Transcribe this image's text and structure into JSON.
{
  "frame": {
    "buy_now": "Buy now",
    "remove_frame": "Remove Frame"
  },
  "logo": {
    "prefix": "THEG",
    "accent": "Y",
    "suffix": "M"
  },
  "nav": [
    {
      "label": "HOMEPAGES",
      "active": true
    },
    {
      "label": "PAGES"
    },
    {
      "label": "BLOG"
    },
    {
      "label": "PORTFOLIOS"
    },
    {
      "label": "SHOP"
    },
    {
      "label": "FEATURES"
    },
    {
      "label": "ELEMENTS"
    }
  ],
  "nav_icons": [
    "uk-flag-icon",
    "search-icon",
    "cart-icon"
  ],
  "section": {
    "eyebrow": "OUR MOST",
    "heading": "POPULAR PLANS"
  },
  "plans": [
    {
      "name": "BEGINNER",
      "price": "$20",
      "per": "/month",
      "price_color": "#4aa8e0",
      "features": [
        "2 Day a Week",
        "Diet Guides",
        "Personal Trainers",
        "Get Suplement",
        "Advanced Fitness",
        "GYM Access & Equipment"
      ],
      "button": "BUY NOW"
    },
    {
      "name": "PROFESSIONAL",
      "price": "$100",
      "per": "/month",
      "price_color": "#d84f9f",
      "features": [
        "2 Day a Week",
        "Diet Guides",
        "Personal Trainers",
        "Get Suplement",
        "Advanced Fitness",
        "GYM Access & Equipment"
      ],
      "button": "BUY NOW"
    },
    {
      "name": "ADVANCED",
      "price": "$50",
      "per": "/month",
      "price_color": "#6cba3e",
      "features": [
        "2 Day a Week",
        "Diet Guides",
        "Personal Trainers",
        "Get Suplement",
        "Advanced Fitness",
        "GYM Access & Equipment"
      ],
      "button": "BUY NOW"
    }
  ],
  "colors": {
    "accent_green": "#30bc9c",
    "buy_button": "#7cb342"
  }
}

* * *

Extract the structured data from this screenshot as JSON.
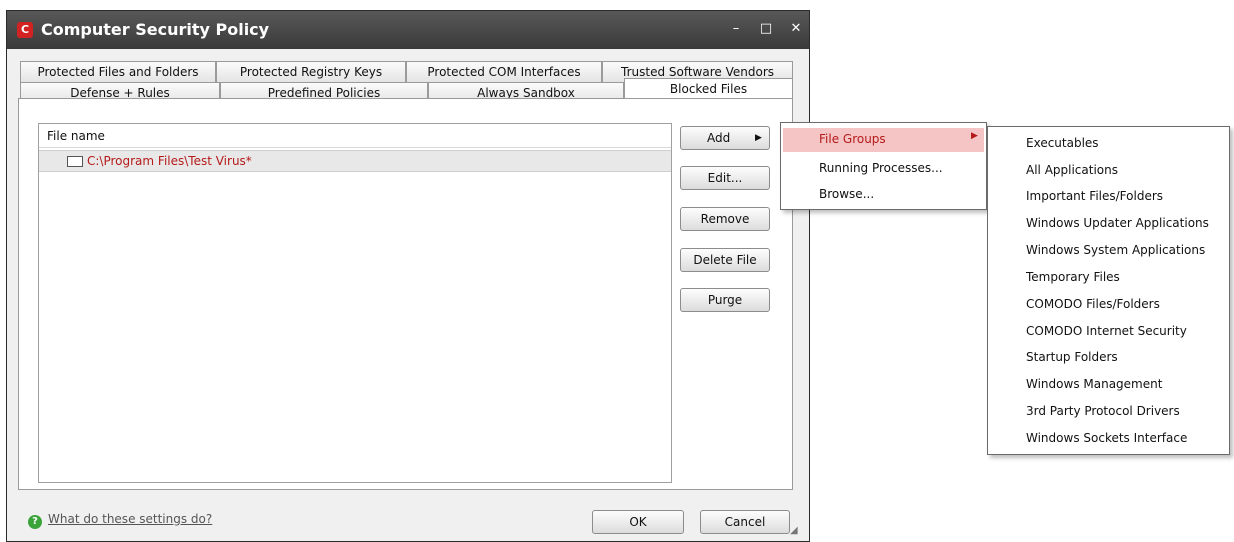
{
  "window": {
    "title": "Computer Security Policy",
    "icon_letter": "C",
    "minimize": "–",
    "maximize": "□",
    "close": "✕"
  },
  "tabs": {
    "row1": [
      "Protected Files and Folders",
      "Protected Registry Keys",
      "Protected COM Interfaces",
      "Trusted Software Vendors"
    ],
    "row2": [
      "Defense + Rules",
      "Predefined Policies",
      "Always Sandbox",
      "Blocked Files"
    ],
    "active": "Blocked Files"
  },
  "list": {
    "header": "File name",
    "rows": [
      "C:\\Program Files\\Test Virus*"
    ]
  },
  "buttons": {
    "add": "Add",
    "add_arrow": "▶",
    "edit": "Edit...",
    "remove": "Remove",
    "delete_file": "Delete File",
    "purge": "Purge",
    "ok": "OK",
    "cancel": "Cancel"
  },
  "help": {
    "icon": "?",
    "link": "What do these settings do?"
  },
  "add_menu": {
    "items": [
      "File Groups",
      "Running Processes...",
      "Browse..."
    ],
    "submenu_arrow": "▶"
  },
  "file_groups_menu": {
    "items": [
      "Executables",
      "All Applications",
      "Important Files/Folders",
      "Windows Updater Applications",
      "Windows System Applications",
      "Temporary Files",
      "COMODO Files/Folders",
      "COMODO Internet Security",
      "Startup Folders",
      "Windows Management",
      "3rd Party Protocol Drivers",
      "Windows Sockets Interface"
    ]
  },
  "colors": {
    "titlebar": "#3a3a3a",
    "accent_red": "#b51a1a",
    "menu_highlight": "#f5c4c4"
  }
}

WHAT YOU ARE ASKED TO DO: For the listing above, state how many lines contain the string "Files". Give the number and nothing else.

SOLUTION TO THE EXERCISE: 7